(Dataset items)
________
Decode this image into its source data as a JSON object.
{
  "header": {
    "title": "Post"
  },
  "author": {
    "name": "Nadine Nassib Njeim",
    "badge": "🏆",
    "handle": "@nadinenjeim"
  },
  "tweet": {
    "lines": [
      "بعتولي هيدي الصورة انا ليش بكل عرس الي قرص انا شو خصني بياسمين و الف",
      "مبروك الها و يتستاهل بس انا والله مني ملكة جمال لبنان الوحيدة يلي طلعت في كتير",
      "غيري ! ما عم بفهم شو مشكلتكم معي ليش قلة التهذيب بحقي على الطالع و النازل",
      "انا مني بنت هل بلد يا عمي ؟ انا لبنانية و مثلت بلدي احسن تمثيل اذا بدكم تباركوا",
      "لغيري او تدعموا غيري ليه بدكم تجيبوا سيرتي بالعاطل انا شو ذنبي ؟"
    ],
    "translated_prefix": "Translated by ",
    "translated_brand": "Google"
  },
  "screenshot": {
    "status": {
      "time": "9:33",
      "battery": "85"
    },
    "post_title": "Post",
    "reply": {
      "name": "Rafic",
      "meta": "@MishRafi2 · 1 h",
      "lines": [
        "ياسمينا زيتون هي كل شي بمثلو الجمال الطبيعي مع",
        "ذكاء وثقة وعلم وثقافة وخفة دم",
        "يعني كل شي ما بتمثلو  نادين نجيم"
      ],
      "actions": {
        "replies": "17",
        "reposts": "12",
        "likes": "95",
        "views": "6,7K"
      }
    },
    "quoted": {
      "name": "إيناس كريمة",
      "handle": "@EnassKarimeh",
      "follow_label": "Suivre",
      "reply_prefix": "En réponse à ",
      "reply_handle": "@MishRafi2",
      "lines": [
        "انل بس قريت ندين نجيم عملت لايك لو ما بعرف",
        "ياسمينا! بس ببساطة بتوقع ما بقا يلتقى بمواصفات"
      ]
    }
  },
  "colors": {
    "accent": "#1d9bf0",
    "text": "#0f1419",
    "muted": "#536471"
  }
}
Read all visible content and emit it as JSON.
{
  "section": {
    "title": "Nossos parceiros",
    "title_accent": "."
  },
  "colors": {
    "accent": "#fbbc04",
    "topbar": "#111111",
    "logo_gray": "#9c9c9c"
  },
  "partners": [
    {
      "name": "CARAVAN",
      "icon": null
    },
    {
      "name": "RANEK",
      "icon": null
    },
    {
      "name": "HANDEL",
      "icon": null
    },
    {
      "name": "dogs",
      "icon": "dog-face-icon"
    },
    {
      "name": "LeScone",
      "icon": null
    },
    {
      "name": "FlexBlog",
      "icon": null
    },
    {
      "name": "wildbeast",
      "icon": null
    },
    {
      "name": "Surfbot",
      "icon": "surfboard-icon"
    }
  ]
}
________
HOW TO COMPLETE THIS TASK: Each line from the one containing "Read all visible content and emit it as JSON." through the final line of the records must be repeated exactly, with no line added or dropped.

THE COMPLETED TASK:
Read all visible content and emit it as JSON.
{
  "section": {
    "title": "Nossos parceiros",
    "title_accent": "."
  },
  "colors": {
    "accent": "#fbbc04",
    "topbar": "#111111",
    "logo_gray": "#9c9c9c"
  },
  "partners": [
    {
      "name": "CARAVAN",
      "icon": null
    },
    {
      "name": "RANEK",
      "icon": null
    },
    {
      "name": "HANDEL",
      "icon": null
    },
    {
      "name": "dogs",
      "icon": "dog-face-icon"
    },
    {
      "name": "LeScone",
      "icon": null
    },
    {
      "name": "FlexBlog",
      "icon": null
    },
    {
      "name": "wildbeast",
      "icon": null
    },
    {
      "name": "Surfbot",
      "icon": "surfboard-icon"
    }
  ]
}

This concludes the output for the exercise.